Nova Scotia’s growing aging population gives it the highest percentage of seniors 65 and up who suffer from diabetes. The disease can affect every organ, but one part of the body is particularly vulnerable – the feet. High glucose levels in the blood weaken nerves and create vascular problems. As a result, diabetics often experience a complete loss of sensation in their feet, which means that serious problems like wounds and ulcers may go undetected. If you’re a diabetic, early intervention and regular visits to a podiatrist are essential.

Fully funded by the Annapolis West Health Foundation, the Diabetes Foot Care Program is a new approach to providing reliable care to diabetic patients who are considered moderate to high risk and have no third party insurance coverage for podiatric treatment.
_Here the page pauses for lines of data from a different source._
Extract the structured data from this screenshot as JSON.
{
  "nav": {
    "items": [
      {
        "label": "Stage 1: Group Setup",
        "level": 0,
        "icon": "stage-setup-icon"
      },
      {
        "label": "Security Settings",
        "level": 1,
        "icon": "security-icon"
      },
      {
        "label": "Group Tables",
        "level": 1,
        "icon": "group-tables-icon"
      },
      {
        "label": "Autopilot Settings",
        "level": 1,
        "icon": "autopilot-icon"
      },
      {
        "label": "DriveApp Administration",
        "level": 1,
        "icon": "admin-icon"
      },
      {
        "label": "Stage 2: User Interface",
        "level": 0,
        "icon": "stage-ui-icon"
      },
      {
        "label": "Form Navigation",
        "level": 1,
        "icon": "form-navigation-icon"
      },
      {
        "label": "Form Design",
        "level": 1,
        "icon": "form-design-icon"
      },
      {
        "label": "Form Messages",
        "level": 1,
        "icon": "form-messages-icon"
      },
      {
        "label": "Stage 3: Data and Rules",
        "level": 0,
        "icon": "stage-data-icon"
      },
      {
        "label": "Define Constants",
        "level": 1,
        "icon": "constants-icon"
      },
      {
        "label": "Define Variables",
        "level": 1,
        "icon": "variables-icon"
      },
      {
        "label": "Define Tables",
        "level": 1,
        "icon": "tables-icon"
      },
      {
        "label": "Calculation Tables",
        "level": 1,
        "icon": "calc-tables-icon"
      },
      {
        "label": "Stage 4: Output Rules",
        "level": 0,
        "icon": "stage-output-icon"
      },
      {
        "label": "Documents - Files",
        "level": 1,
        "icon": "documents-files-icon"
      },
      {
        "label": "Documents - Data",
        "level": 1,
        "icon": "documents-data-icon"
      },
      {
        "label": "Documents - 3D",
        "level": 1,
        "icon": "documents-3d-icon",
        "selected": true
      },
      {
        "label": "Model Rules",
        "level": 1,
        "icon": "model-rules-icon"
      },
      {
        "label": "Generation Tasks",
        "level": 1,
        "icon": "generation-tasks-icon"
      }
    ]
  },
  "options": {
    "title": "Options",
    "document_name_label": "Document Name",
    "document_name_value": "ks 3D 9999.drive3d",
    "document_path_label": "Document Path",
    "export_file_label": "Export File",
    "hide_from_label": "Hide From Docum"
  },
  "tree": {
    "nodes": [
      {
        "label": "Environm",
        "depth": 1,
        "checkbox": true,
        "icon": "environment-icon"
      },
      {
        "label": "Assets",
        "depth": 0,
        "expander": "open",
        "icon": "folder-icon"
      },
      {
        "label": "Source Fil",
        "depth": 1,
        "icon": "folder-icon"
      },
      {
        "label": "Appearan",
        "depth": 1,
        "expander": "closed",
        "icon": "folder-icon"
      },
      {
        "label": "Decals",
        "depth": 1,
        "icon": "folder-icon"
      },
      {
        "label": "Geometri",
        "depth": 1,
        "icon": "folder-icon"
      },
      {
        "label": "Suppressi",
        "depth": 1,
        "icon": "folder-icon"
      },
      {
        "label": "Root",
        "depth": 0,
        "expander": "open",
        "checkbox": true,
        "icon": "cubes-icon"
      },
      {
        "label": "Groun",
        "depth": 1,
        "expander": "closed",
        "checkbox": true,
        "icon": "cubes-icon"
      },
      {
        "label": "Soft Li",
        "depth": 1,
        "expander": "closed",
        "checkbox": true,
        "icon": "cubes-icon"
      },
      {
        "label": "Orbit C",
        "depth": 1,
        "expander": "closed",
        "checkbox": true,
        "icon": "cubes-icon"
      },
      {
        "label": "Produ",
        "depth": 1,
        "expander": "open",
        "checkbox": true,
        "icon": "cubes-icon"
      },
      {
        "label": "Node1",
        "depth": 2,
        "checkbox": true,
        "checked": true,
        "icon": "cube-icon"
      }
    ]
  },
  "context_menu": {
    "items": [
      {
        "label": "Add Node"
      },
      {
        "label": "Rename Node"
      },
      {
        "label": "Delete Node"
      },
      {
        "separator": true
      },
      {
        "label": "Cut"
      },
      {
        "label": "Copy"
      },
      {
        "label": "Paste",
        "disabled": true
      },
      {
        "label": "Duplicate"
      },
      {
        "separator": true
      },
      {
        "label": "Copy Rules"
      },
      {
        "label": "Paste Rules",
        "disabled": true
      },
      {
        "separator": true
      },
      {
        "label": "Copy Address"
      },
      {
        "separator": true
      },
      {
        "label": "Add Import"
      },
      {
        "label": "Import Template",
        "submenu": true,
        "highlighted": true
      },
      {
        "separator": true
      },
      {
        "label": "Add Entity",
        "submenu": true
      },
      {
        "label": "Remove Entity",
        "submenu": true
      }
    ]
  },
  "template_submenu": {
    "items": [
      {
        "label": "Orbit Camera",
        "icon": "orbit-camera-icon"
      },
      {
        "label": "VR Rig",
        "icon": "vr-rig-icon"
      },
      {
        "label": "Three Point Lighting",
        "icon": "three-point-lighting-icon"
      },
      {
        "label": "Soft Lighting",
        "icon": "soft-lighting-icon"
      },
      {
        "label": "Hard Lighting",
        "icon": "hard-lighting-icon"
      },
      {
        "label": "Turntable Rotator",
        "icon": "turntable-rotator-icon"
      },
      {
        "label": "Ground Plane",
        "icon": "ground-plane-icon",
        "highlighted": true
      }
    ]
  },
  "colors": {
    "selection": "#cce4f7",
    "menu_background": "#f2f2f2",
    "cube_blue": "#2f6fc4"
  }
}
A doctor or nurse practitioner refers patients to the program. Some people come by way of the Diabetes Education Program. Clinics are also open to privately insured individuals however, no financial support is provided by the Foundation. Currently, the Diabetes Foot Care Program serves 50-plus patients living in the Annapolis Community Health Centre catchment area.

Good diabetes management and regular foot care prevent the development of severe foot wounds that can lead to amputation. You can help us to help people with diabetes in our community live healthier lives.


AWHF Foot Care Program


Patients visiting the Foot Care Clinic at the ACHC are fortunate to be under the treatment of Sarah Lopez. Sarah is a registered LPN who has completed the Diabetic and Advanced Foot Care courses.

This foot care clinic will be run from the Annapolis Community Health Centre on Tuesdays.

Speak with your health professional if you are interested in being referred to this program.